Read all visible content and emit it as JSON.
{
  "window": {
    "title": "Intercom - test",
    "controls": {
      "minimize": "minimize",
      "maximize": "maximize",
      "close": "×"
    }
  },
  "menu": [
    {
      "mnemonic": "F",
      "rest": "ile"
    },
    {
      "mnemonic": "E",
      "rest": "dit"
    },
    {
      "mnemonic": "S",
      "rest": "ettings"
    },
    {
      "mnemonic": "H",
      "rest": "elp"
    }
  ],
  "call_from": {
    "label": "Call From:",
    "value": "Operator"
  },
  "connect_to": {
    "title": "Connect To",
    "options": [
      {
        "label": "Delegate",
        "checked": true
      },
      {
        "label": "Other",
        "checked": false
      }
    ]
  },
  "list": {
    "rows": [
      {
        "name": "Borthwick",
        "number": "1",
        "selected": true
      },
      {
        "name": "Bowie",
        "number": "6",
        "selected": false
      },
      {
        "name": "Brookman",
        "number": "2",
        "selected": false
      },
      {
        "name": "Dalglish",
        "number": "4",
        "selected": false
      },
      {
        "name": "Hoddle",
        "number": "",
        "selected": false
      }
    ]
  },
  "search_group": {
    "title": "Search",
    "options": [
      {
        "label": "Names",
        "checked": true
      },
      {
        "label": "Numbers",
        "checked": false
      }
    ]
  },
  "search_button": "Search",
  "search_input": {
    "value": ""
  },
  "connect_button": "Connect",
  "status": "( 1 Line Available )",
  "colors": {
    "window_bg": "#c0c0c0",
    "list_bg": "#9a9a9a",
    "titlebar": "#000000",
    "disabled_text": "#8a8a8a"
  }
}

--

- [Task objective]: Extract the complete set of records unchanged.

- [Problem solution]:
Read all visible content and emit it as JSON.
{
  "window": {
    "title": "Intercom - test",
    "controls": {
      "minimize": "minimize",
      "maximize": "maximize",
      "close": "×"
    }
  },
  "menu": [
    {
      "mnemonic": "F",
      "rest": "ile"
    },
    {
      "mnemonic": "E",
      "rest": "dit"
    },
    {
      "mnemonic": "S",
      "rest": "ettings"
    },
    {
      "mnemonic": "H",
      "rest": "elp"
    }
  ],
  "call_from": {
    "label": "Call From:",
    "value": "Operator"
  },
  "connect_to": {
    "title": "Connect To",
    "options": [
      {
        "label": "Delegate",
        "checked": true
      },
      {
        "label": "Other",
        "checked": false
      }
    ]
  },
  "list": {
    "rows": [
      {
        "name": "Borthwick",
        "number": "1",
        "selected": true
      },
      {
        "name": "Bowie",
        "number": "6",
        "selected": false
      },
      {
        "name": "Brookman",
        "number": "2",
        "selected": false
      },
      {
        "name": "Dalglish",
        "number": "4",
        "selected": false
      },
      {
        "name": "Hoddle",
        "number": "",
        "selected": false
      }
    ]
  },
  "search_group": {
    "title": "Search",
    "options": [
      {
        "label": "Names",
        "checked": true
      },
      {
        "label": "Numbers",
        "checked": false
      }
    ]
  },
  "search_button": "Search",
  "search_input": {
    "value": ""
  },
  "connect_button": "Connect",
  "status": "( 1 Line Available )",
  "colors": {
    "window_bg": "#c0c0c0",
    "list_bg": "#9a9a9a",
    "titlebar": "#000000",
    "disabled_text": "#8a8a8a"
  }
}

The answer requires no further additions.